Posted by Richard Anderson on July 16, 2010 | Permalink | Comments (1)

Thursday, July 15, 2010

Re: Kim Campbell's "bare shoulders"

CampbellPeter, I found some background on the suggestive and seemingly inexplicable photo of former Prime Minister, then Justice Minister Kim Campbell. It's from photographer Barbara Wooley's coffee table book Portraits: Canadian Women in Focus. Here's her explanation of how the photo came to be:

I wanted to photograph Kim Campbell with her cello," says Woodley. "She explained to me that several pictures of her with her cello had lready been taken. Nevertheless, to oblige me, she went downstairs to get ready to do the cello photo. She had wanted to wear her Minister of Justice robe, which at that time—in 1990—she had just received. She had brought the robe with her. It was on a hanger with the cellophane from the dry cleaners. I had explained to her that I couldn't take that photo because I'd already taken a picture of Supreme Court Justice Beverley McLachlin wearing her robe. As I was setting up, I saw the robe on the hanger with the plastic around it. I thought perhaps she could hold the robe in font of her.

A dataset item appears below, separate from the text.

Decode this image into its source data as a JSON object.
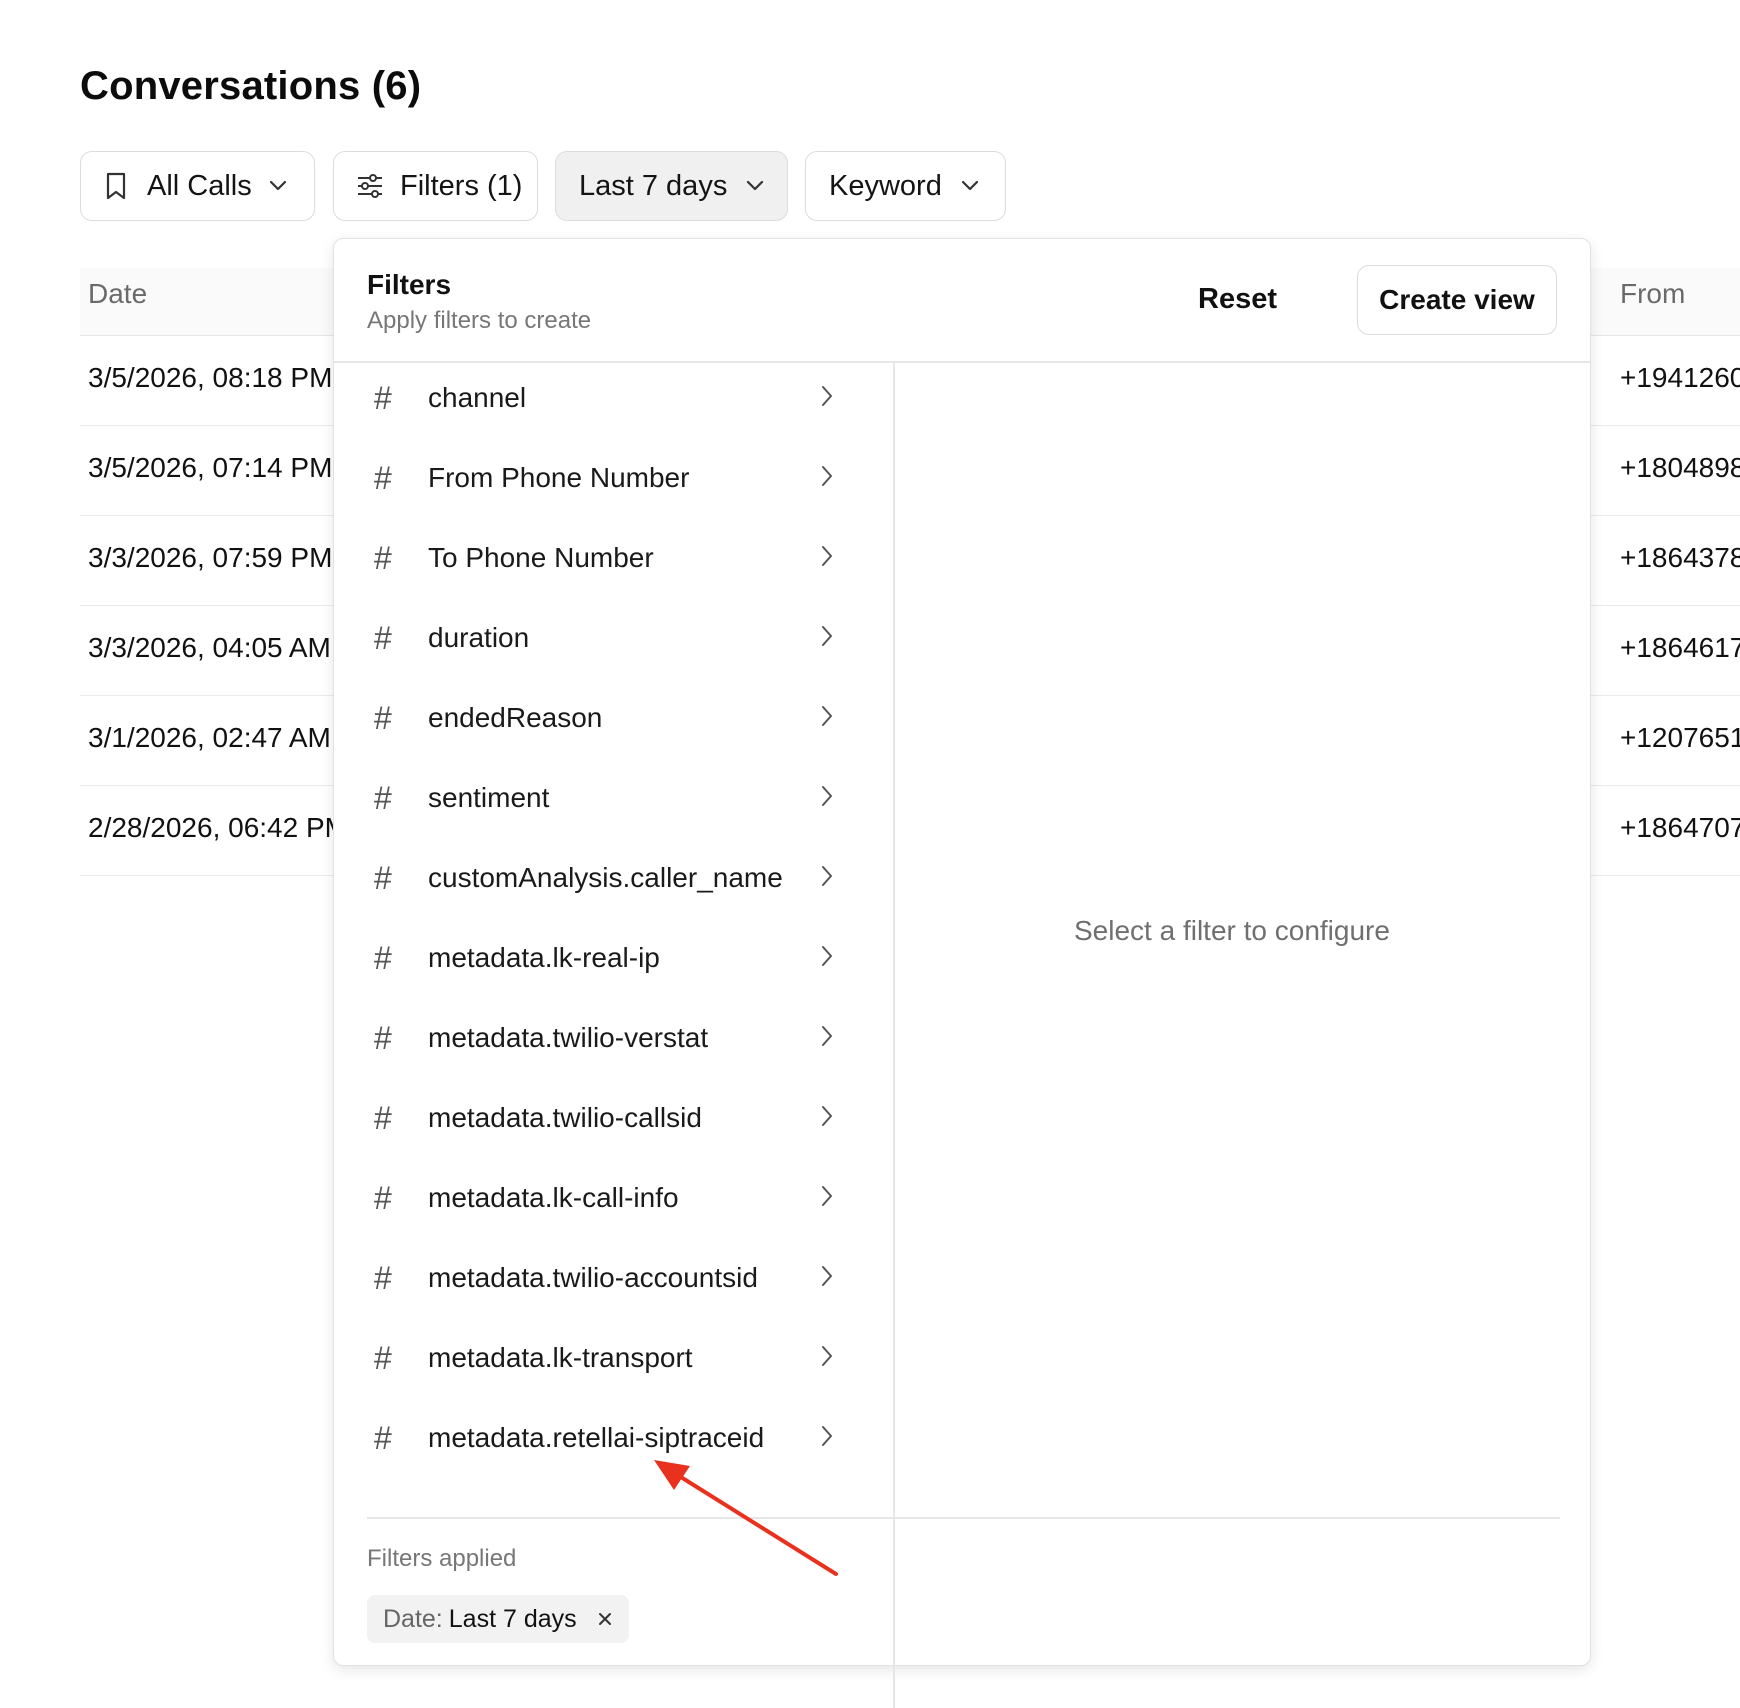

"The bare shoulders was entirely my idea. She agreed to it because she has some artistic sense. She knew having a blue blazer and pearls and a scarf behind a black robe wouldn't work. It would take away the simplicity and strength of the robe. We both wanted to create a strong simple portrait emphasizing the robe in front and the woman behind it. Getting the robe into the picture was what was most important to her all along. 

As to why it's hosted on the Library and National Archives of Canada website, well, it is pretty interesting and of historical note I suppose. Still very odd though. 

Posted by Kalim Kassam on July 15, 2010 | Permalink | Comments (1)

Police to match G20 pictures against banking database

A little known fact: every time you use an ATM machine, the bank takes your mug and stores your picture on your account. It's a security measure, to nail people who steal bankcards. So, if you report your card stolen, and the banks sees it's been used at an ATM, the security people at the bank can type a few keys and look at the last image captured.

The Canadian Banking Association shares these images between the banks, as different banks own different ATM machines. And since their cards can be used at competing banks, cooperation is necessary.

As it turns out, the Association also have sophisticated facial recognition software that they can employ for identifying your face and matching it to your account information. I assume they use this for heuristically detecting potential unauthorized use.

But, well, here's the thing: the Toronto Police apparently photographed about 14,000 people over the G20 weekend. And the Banking Association is going to happily match all those faces against their database for the police. The vast majority of which, are obviously not criminals, and will now have their likeness and identity happily squared away in a police database.

I don't know if I'm in any of those pictures. But I intend to find out by firing off a series of freedom of information requests. And if I am able to determine my bank, BMO, has handed over my information and likeness to the police, well, I am going to sue you. Just so there will be no misunderstanding.

That is all.

Update: Commenter Greg McMullen suggests I have misinterpreted what I've been told and read. Rather, the banks are only supplying the software, but not their internal image database. That's a big relief.

Posted by Mike Brock on July 15, 2010 in G20 | Permalink | Comments (20)